__Exercise objective__: All entries are to be given again verbatim.

————————

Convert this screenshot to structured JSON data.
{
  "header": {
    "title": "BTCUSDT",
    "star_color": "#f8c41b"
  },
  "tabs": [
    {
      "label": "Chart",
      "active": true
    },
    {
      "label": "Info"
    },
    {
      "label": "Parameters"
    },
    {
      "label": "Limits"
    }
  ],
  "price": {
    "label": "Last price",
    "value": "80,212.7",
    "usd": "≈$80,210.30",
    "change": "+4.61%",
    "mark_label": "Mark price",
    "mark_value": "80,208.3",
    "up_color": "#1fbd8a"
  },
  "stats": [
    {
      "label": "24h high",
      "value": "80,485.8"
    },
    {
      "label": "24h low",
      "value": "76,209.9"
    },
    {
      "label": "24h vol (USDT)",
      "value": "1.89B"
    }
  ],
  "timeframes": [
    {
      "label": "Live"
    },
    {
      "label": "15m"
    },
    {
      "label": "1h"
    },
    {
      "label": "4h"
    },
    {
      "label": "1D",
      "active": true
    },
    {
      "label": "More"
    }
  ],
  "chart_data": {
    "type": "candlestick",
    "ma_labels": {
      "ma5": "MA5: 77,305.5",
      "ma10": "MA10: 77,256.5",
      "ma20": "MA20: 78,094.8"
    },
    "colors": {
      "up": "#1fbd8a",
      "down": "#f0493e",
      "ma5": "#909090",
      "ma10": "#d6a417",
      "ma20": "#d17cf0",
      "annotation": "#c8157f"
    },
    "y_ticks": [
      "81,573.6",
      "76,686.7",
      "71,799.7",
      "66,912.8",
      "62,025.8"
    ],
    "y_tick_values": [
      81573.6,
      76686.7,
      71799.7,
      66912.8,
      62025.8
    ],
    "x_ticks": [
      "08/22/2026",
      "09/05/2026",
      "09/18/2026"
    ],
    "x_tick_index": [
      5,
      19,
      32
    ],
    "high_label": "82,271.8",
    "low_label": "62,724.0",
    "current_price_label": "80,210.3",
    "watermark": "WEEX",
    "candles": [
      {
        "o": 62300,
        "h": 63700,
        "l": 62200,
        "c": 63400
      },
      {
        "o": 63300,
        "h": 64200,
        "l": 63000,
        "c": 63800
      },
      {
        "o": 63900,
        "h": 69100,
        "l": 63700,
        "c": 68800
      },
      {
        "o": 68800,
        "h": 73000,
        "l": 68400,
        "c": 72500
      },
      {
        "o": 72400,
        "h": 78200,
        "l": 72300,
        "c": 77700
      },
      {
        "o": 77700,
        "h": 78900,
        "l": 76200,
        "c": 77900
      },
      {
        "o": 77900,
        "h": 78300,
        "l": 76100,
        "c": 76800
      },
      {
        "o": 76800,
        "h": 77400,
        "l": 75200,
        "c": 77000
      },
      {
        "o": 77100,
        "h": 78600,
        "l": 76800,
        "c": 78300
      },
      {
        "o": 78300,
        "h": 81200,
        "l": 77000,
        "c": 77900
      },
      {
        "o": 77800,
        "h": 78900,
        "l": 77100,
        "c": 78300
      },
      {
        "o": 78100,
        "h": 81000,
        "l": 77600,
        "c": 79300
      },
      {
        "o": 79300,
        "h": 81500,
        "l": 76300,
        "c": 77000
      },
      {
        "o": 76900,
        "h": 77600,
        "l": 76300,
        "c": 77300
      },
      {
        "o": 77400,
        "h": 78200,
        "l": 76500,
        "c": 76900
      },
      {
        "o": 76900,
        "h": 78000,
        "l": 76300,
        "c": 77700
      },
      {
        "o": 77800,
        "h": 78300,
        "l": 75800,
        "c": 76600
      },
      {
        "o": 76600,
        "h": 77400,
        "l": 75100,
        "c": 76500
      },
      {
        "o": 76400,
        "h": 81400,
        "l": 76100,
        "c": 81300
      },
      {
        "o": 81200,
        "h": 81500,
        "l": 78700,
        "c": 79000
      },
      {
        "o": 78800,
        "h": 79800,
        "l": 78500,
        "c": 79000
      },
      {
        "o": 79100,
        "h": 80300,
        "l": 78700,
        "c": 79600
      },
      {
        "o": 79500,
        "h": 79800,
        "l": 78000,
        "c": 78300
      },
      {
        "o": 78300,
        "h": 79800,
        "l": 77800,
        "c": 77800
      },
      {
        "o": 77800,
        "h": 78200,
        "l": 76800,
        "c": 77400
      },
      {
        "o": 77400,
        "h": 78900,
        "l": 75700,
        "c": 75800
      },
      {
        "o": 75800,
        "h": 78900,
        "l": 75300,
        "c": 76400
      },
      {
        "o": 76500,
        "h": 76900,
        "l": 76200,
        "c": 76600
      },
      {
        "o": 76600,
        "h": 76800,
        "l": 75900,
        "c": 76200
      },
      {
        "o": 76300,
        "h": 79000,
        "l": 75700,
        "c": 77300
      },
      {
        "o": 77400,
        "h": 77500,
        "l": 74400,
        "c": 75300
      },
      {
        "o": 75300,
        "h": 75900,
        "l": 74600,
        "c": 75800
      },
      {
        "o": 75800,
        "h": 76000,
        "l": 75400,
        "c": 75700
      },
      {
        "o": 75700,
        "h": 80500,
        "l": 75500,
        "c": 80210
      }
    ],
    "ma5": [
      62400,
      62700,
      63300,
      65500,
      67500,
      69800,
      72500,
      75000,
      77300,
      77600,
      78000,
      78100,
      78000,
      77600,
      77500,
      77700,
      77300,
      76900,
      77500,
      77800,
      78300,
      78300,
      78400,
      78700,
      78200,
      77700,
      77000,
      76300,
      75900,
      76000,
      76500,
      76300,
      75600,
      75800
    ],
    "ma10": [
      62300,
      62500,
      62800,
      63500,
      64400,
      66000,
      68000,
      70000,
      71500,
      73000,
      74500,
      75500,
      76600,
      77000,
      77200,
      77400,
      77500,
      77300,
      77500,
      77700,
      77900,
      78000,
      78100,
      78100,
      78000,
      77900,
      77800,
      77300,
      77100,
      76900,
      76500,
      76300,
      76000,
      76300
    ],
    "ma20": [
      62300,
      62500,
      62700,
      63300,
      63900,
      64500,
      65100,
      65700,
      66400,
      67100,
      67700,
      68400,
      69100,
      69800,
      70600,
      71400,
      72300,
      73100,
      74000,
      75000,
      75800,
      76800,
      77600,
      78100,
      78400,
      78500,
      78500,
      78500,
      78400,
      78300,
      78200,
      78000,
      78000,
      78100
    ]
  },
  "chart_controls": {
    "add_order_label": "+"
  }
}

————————

__Response__:
Convert this screenshot to structured JSON data.
{
  "header": {
    "title": "BTCUSDT",
    "star_color": "#f8c41b"
  },
  "tabs": [
    {
      "label": "Chart",
      "active": true
    },
    {
      "label": "Info"
    },
    {
      "label": "Parameters"
    },
    {
      "label": "Limits"
    }
  ],
  "price": {
    "label": "Last price",
    "value": "80,212.7",
    "usd": "≈$80,210.30",
    "change": "+4.61%",
    "mark_label": "Mark price",
    "mark_value": "80,208.3",
    "up_color": "#1fbd8a"
  },
  "stats": [
    {
      "label": "24h high",
      "value": "80,485.8"
    },
    {
      "label": "24h low",
      "value": "76,209.9"
    },
    {
      "label": "24h vol (USDT)",
      "value": "1.89B"
    }
  ],
  "timeframes": [
    {
      "label": "Live"
    },
    {
      "label": "15m"
    },
    {
      "label": "1h"
    },
    {
      "label": "4h"
    },
    {
      "label": "1D",
      "active": true
    },
    {
      "label": "More"
    }
  ],
  "chart_data": {
    "type": "candlestick",
    "ma_labels": {
      "ma5": "MA5: 77,305.5",
      "ma10": "MA10: 77,256.5",
      "ma20": "MA20: 78,094.8"
    },
    "colors": {
      "up": "#1fbd8a",
      "down": "#f0493e",
      "ma5": "#909090",
      "ma10": "#d6a417",
      "ma20": "#d17cf0",
      "annotation": "#c8157f"
    },
    "y_ticks": [
      "81,573.6",
      "76,686.7",
      "71,799.7",
      "66,912.8",
      "62,025.8"
    ],
    "y_tick_values": [
      81573.6,
      76686.7,
      71799.7,
      66912.8,
      62025.8
    ],
    "x_ticks": [
      "08/22/2026",
      "09/05/2026",
      "09/18/2026"
    ],
    "x_tick_index": [
      5,
      19,
      32
    ],
    "high_label": "82,271.8",
    "low_label": "62,724.0",
    "current_price_label": "80,210.3",
    "watermark": "WEEX",
    "candles": [
      {
        "o": 62300,
        "h": 63700,
        "l": 62200,
        "c": 63400
      },
      {
        "o": 63300,
        "h": 64200,
        "l": 63000,
        "c": 63800
      },
      {
        "o": 63900,
        "h": 69100,
        "l": 63700,
        "c": 68800
      },
      {
        "o": 68800,
        "h": 73000,
        "l": 68400,
        "c": 72500
      },
      {
        "o": 72400,
        "h": 78200,
        "l": 72300,
        "c": 77700
      },
      {
        "o": 77700,
        "h": 78900,
        "l": 76200,
        "c": 77900
      },
      {
        "o": 77900,
        "h": 78300,
        "l": 76100,
        "c": 76800
      },
      {
        "o": 76800,
        "h": 77400,
        "l": 75200,
        "c": 77000
      },
      {
        "o": 77100,
        "h": 78600,
        "l": 76800,
        "c": 78300
      },
      {
        "o": 78300,
        "h": 81200,
        "l": 77000,
        "c": 77900
      },
      {
        "o": 77800,
        "h": 78900,
        "l": 77100,
        "c": 78300
      },
      {
        "o": 78100,
        "h": 81000,
        "l": 77600,
        "c": 79300
      },
      {
        "o": 79300,
        "h": 81500,
        "l": 76300,
        "c": 77000
      },
      {
        "o": 76900,
        "h": 77600,
        "l": 76300,
        "c": 77300
      },
      {
        "o": 77400,
        "h": 78200,
        "l": 76500,
        "c": 76900
      },
      {
        "o": 76900,
        "h": 78000,
        "l": 76300,
        "c": 77700
      },
      {
        "o": 77800,
        "h": 78300,
        "l": 75800,
        "c": 76600
      },
      {
        "o": 76600,
        "h": 77400,
        "l": 75100,
        "c": 76500
      },
      {
        "o": 76400,
        "h": 81400,
        "l": 76100,
        "c": 81300
      },
      {
        "o": 81200,
        "h": 81500,
        "l": 78700,
        "c": 79000
      },
      {
        "o": 78800,
        "h": 79800,
        "l": 78500,
        "c": 79000
      },
      {
        "o": 79100,
        "h": 80300,
        "l": 78700,
        "c": 79600
      },
      {
        "o": 79500,
        "h": 79800,
        "l": 78000,
        "c": 78300
      },
      {
        "o": 78300,
        "h": 79800,
        "l": 77800,
        "c": 77800
      },
      {
        "o": 77800,
        "h": 78200,
        "l": 76800,
        "c": 77400
      },
      {
        "o": 77400,
        "h": 78900,
        "l": 75700,
        "c": 75800
      },
      {
        "o": 75800,
        "h": 78900,
        "l": 75300,
        "c": 76400
      },
      {
        "o": 76500,
        "h": 76900,
        "l": 76200,
        "c": 76600
      },
      {
        "o": 76600,
        "h": 76800,
        "l": 75900,
        "c": 76200
      },
      {
        "o": 76300,
        "h": 79000,
        "l": 75700,
        "c": 77300
      },
      {
        "o": 77400,
        "h": 77500,
        "l": 74400,
        "c": 75300
      },
      {
        "o": 75300,
        "h": 75900,
        "l": 74600,
        "c": 75800
      },
      {
        "o": 75800,
        "h": 76000,
        "l": 75400,
        "c": 75700
      },
      {
        "o": 75700,
        "h": 80500,
        "l": 75500,
        "c": 80210
      }
    ],
    "ma5": [
      62400,
      62700,
      63300,
      65500,
      67500,
      69800,
      72500,
      75000,
      77300,
      77600,
      78000,
      78100,
      78000,
      77600,
      77500,
      77700,
      77300,
      76900,
      77500,
      77800,
      78300,
      78300,
      78400,
      78700,
      78200,
      77700,
      77000,
      76300,
      75900,
      76000,
      76500,
      76300,
      75600,
      75800
    ],
    "ma10": [
      62300,
      62500,
      62800,
      63500,
      64400,
      66000,
      68000,
      70000,
      71500,
      73000,
      74500,
      75500,
      76600,
      77000,
      77200,
      77400,
      77500,
      77300,
      77500,
      77700,
      77900,
      78000,
      78100,
      78100,
      78000,
      77900,
      77800,
      77300,
      77100,
      76900,
      76500,
      76300,
      76000,
      76300
    ],
    "ma20": [
      62300,
      62500,
      62700,
      63300,
      63900,
      64500,
      65100,
      65700,
      66400,
      67100,
      67700,
      68400,
      69100,
      69800,
      70600,
      71400,
      72300,
      73100,
      74000,
      75000,
      75800,
      76800,
      77600,
      78100,
      78400,
      78500,
      78500,
      78500,
      78400,
      78300,
      78200,
      78000,
      78000,
      78100
    ]
  },
  "chart_controls": {
    "add_order_label": "+"
  }
}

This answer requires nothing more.